The Grand Vitara is sold with rear- or four-wheel drive in a variety of trim levels that start at $19,499 and go to $25,249. The four-wheel-drive versions begin at $22,849.
The base model has a five-speed manual gearbox, while others have a four-speed automatic transmission, which shifts effectively but should be a more modern unit with at least five speeds.
All versions are loaded with standard equipment. It includes a voice-activated navigation system, climate control, AM/FM/CD sound system, adjustable steering wheel with audio controls, automatic headlights, keyless entry and power windows and mirrors.
Take one step up to the $21,399 Premium version and added are the automatic transmission and cruise control. The top-line Limited has items including a premium sound system, leather seats, keyless start and a sunroof.
New for the 2012 Grand Vitara is an “Ultimate Adventure Edition” that has dress-up black chrome trim, foglights, water-resistant two-tone heated front seats, leather-wrapped steering wheel and 18-inch “smoked” alloy wheels—besides fog lights and side-view-mirror turn signals.
This version with four-wheel drive lists at $23,949, and is the model I tested.
The Grand Vitara’s V-6 engine was dropped for 2011, leaving it with a 2.4-liter dual-overhead-camshaft, 16-valve four-cylinder. It generates 166 horsepower and 162 pound-feet of torque.
Performance in town is lively, but the engine of the 3,470-pound Grand Vitara provides just moderate 65-75 mph passing ability and is somewhat noisy during hard acceleration. The 0-60 mph time is approximately 11 seconds.
Estimated fuel economy of the four-cylinder is 19 miles per gallon in the city and 23-26 on highways.
The engine has a zero-maintenance timing chain, and the Grand Vitara is covered by a 7-year, 100,000-mile transferable powertrain warranty.

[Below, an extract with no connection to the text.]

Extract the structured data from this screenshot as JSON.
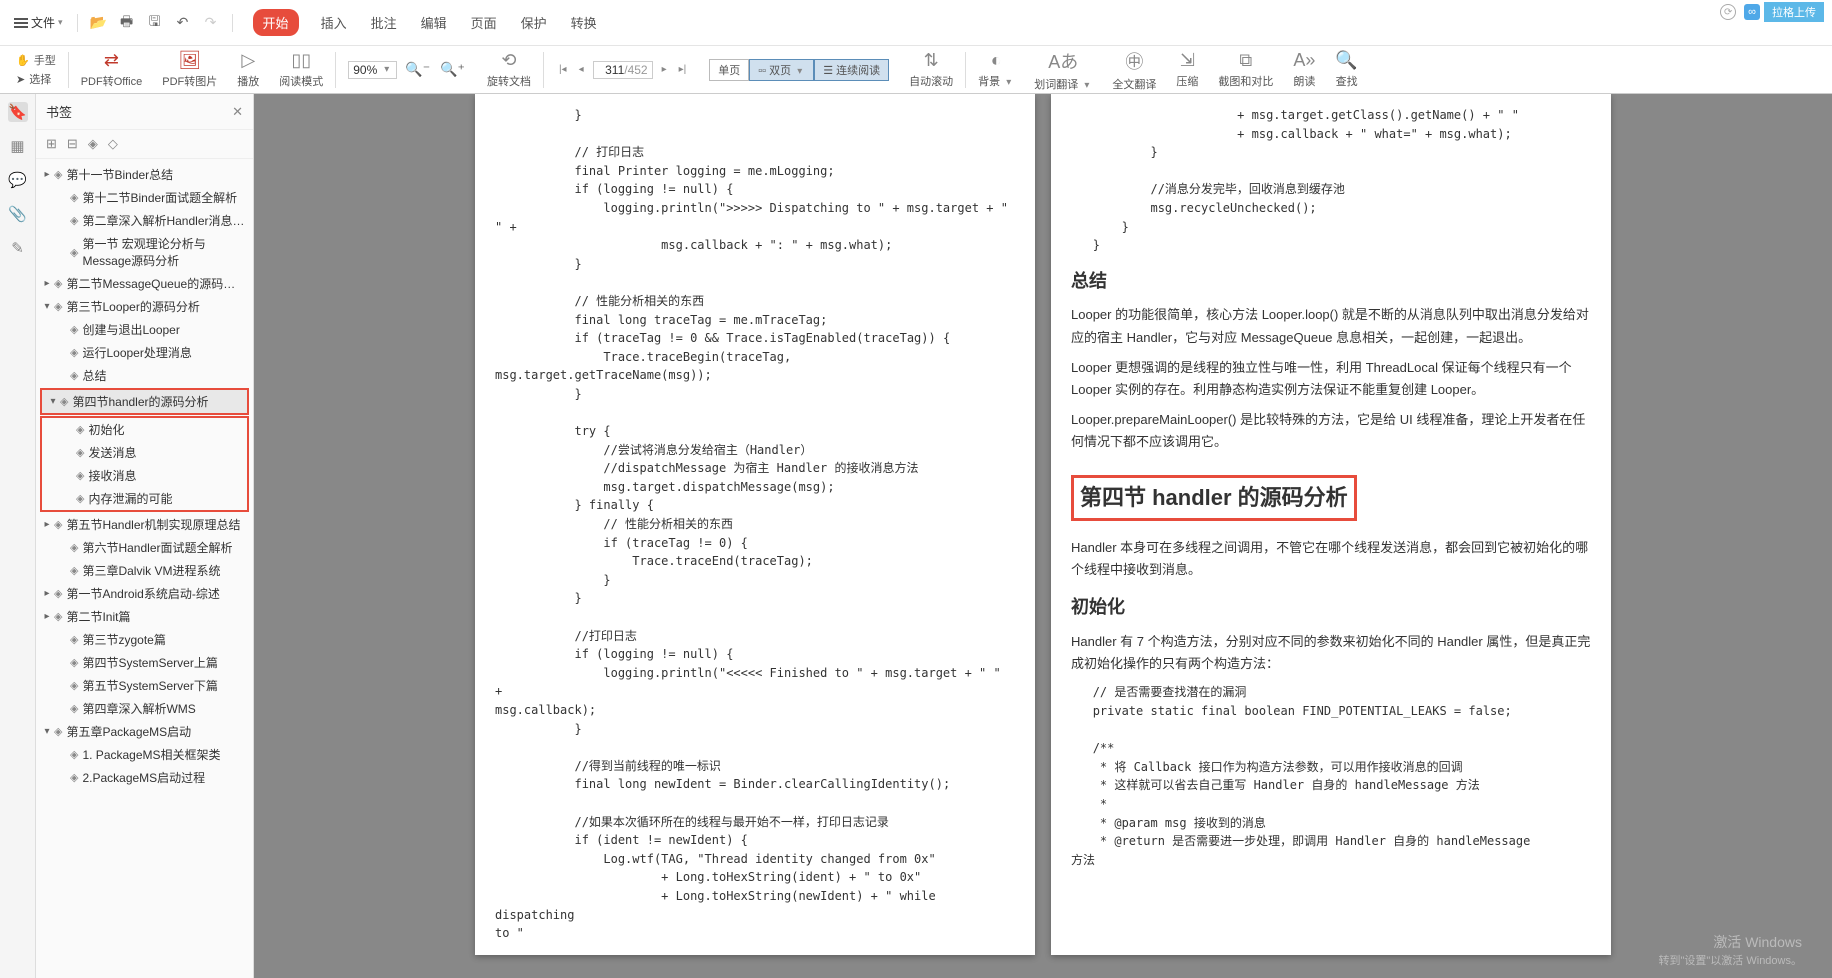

Also offered is a roadside assistance program.
Long doors with large handles allow easy entry without a high step-up to the roomy front-seat area, which has easily used backlit gauges, handy controls, nicely placed cupholders, supportive seats and a good number of storage areas.
Dashboard air vents are adjustable for the most comfort, and a thoughtful feature is sun-visor extensions to prevent visibility hampered by, say, a setting sun.
The rear-seat area is roomy, and fairly long back doors open wide. But door openings are narrow back there.
The large hatch door swings to the right, which can be awkward in some loading areas. The nicely shaped, fairly large cargo area has a wide but moderately high opening. Thick rear seatbacks flip forward and sit flat to enlarge the cargo area.
The Grand Vitara may seem to have a presumptuous name to those who aren’t familiar with it, but owners of this vehicle likely don’t feel that way.
On the TFLcar.com recommendation scale of:
- Buy it
- Lease it
- Rent it or
I recommend that you Buy It!
Dan Jedlicka joined the Chicago Sun-Times in February 1968 as a business news reporter and was named auto editor later that year. He has reviewed more than 4,000 new vehicles for the Sun-Times–far more than any newspaper auto writer in the country. Jedlicka also reviewed vehicles for Microsoft Corp.’s MSN Autos Internet site from January, 1996, to June, 2008. For more of Dan’s thoughtful and insightful reviews please visit his web site HERE.